It is a gorgeous film to look at, but it’s hampered by, among other things, a nihilist worldview. Reviewer Roger Moore went so far as to call it “heartless.” Despite the pun, I’m inclined to agree.
Spoilers ahead, sweetie.
Don’t let the fact that this is an animated film fool you. It has a dark tone, and although there are a few moments of levity, it is for the most part straight-up drama. I would go so far as to say tragedy.
The premise of the story is that Jack, having been born on the coldest day on earth—a day on which dead birds fall frozen from the sky—has a heart of ice. The midwife, Madeline, replaces his heart with a tiny cuckoo clock. Jack’s birth mother abandons him to Madeline’s care.
When Jack turns 10, Madeline cautions him that because of his delicate mechanical heart, he must not lose his temper or fall in love, as this would cause his heart to explode.
Of course Jack immediately meets Acasia and falls in love with her.
The fundamental flaw at the center of this film, then, is its wrong-headed view of love. Like almost every blinking animated film ever, Jack and the Cuckoo-Clock Heart mistakes infatuation for love.
The great love of the story—which the filmmakers give scant attention—is the love Madeline shows in raising Jack as her own.
As for Jack, his journey as a hero is purely superficial. At the age of 14 he jaunts across Europe in search of Acacia, whom he finds singing in a circus populated by refugees from one of Bosch’s paintings. Yet Jack doesn’t actually grow or change in the course of this adventure, and neither does she.
The character motivations, where they are present at all, seem completely arbitrary. Characters do or say things randomly according to whatever suits the mood of the filmmakers at any given moment. Acacia says she loves Jack, but when he gets into a fight with schoolyard bully Joe, she turns on him. Madeline goes to great lengths to save the life of newborn Jack, but another scene hints that she may be an abortionist.
The entire plot is episodic, which is not a bad thing in itself, but an episodic plot needs a strong theme and through-line to tie all the pieces together, and the Jack-Acacia infatuation isn’t strong enough to do that.

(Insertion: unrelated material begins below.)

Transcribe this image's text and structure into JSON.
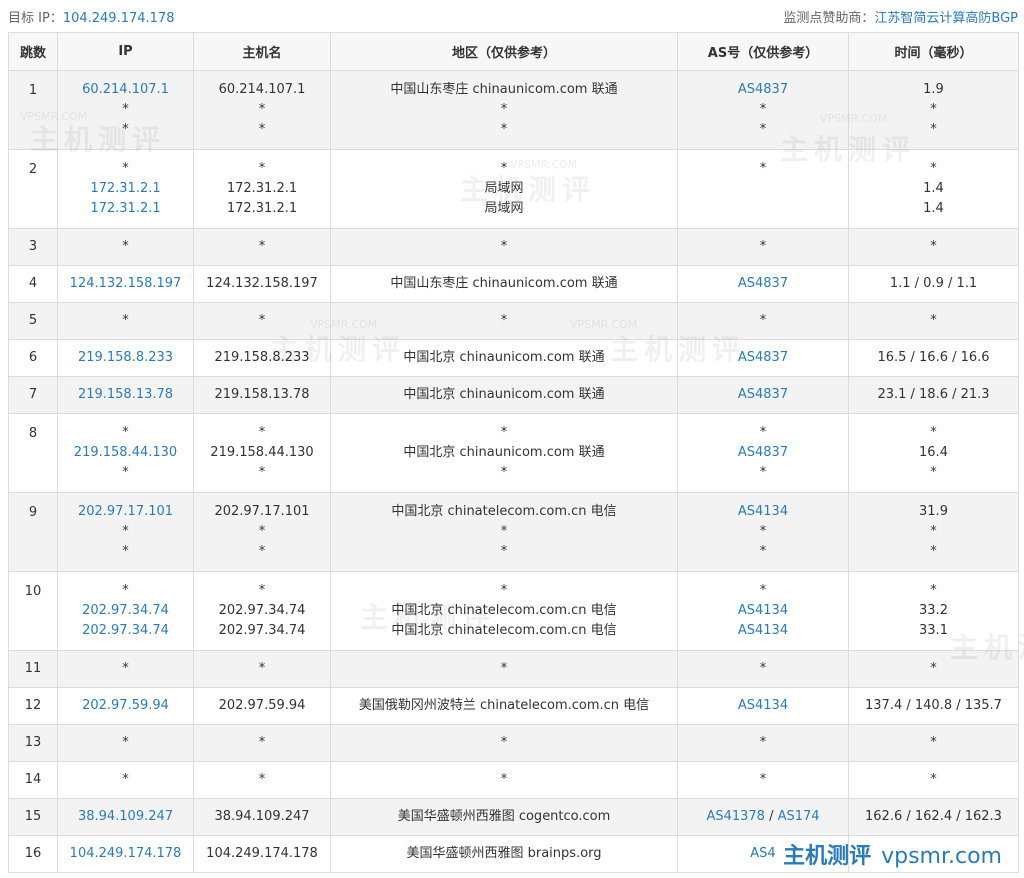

A great deal of the discontinuity this structure produces can probably be attributed to the fact that the film is based on the book The Boy with the Cuckoo-Clock Heart and the related concept album La Mécanique du Cœur by the band Dionysos. The book was written by Dionysos frontman Mathias Malzieu. Some of the songs are good, but some suffer in translation.
As RJ Conte commented on Lori Ann’s post, the movie “Totally was an excuse for that band to promote their songs.” Maybe not totally, but it seems that some events in the movie are there only because there was a song to include. Notable among these is something I can only interpret as a dream sequence involving Jack the Ripper. It has nothing to do with the story, and the instant another character enters the scene, the Ripper vanishes as if he had never been there.
But the ending, mes amies … the ending …
I warned you there were spoilers, sweetie.
The movie’s nihilist worldview is nowhere more evident that at the ending, in which Jack returns home to find that Madeline has died in his absence—apparently of a broken heart. As he visits her grave, Acacia arrives. They kiss, and he dies. The. End.
All the struggles of the hero are for naught.
The theme appears to be that love is so painful it should be avoided. But where I feel the story most misses its mark is that neither Madeline’s death nor Jack’s is meaningful. I don’t expect every ending to be happy, but if the ending is going to be a sad one, let it have meaning. In this story, love leads to death.
In my worldview, love leads to life.